EXERCISE GOAL: Where a line in the entries below contains the word "number", count it. Return the total alone.

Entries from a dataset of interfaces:

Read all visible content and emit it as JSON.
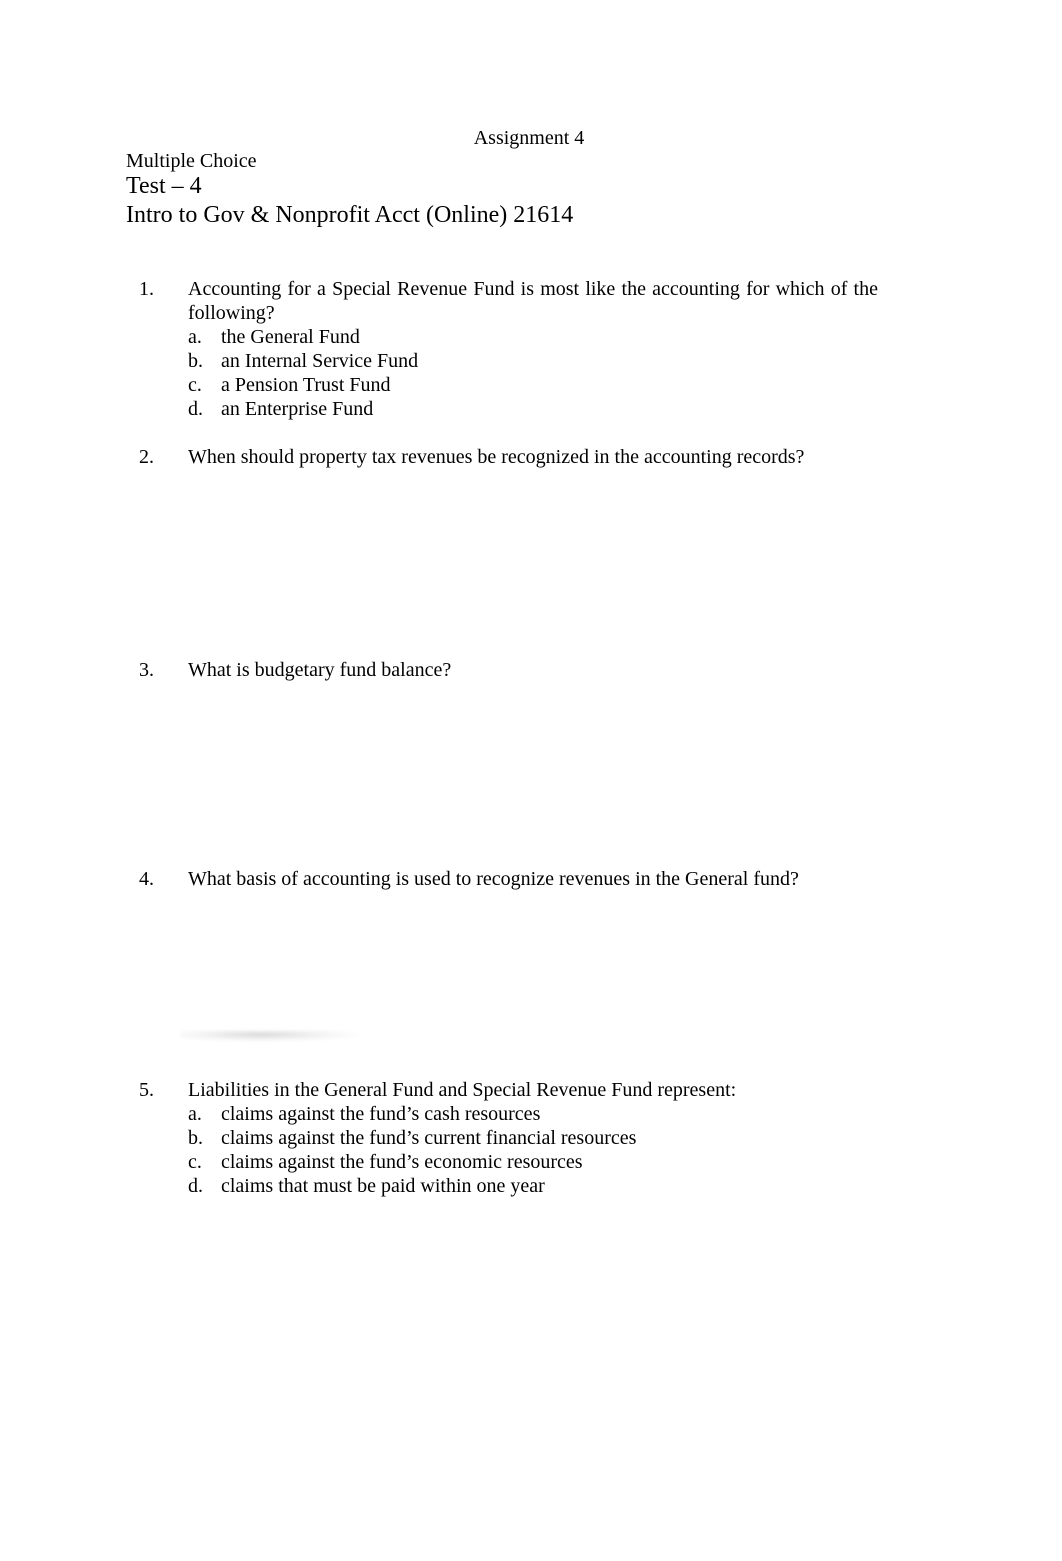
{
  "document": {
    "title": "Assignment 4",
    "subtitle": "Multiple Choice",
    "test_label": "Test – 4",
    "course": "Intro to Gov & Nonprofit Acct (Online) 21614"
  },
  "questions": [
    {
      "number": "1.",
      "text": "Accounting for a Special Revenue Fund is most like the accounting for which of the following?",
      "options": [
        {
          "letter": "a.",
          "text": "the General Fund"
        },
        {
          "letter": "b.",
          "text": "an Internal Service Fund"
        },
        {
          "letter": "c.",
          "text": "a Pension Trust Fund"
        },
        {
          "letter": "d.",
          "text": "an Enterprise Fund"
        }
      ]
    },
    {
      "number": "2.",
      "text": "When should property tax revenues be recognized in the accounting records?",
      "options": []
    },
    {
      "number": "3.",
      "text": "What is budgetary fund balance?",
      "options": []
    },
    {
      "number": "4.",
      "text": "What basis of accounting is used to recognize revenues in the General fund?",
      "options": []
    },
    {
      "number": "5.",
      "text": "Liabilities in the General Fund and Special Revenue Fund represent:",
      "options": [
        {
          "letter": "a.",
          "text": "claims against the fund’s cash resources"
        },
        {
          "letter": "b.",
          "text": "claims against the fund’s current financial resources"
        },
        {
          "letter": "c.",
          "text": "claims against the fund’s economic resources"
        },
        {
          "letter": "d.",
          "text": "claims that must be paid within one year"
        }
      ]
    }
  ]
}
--
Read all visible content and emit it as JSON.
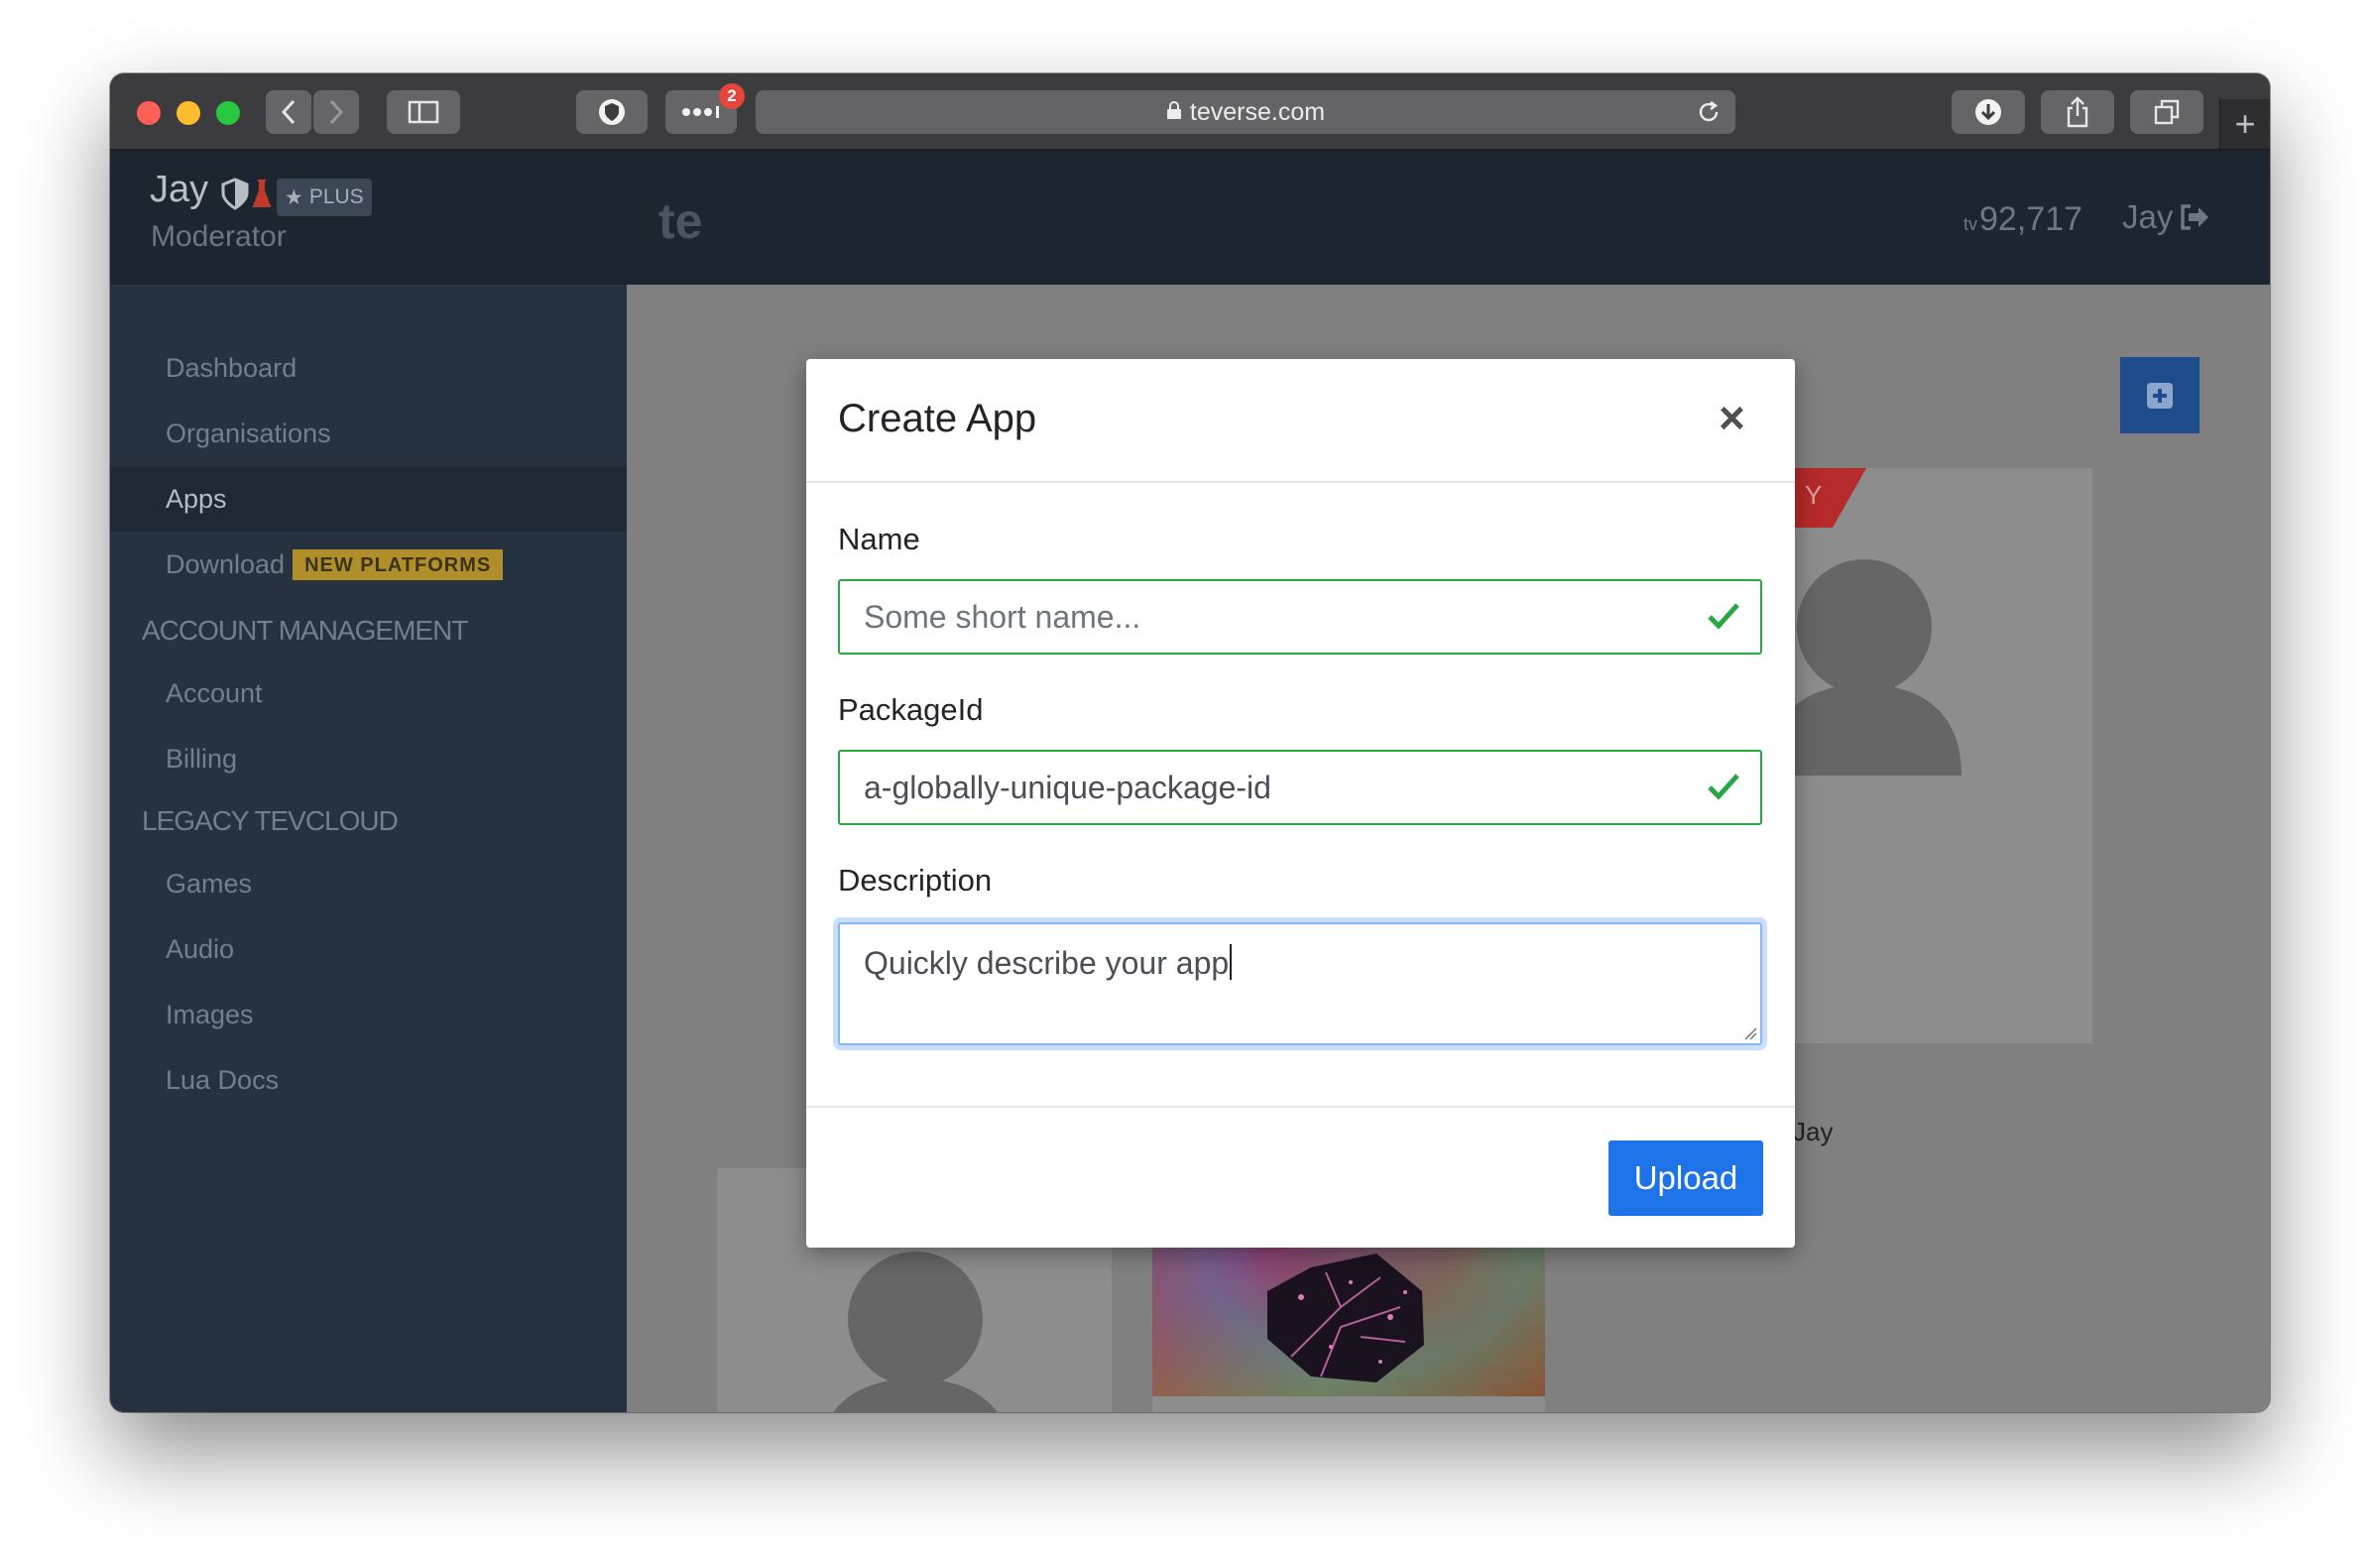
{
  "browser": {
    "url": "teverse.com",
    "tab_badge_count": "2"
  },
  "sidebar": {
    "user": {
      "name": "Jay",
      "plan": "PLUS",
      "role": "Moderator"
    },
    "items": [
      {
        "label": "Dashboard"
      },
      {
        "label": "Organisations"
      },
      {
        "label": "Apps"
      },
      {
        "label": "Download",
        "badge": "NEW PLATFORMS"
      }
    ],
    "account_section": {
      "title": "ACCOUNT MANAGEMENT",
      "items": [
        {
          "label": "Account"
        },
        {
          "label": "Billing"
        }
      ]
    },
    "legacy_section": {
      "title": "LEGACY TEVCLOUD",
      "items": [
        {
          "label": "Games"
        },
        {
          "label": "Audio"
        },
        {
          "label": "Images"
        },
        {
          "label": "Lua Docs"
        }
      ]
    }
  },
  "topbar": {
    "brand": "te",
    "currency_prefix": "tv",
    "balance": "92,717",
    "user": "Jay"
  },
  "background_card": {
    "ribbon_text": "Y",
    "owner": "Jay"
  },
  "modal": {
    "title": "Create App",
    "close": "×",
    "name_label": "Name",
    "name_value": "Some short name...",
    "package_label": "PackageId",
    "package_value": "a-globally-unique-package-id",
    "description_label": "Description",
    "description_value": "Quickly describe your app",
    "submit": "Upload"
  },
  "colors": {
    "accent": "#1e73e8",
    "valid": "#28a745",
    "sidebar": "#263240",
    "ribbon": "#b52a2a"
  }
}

ANSWER BOX: 5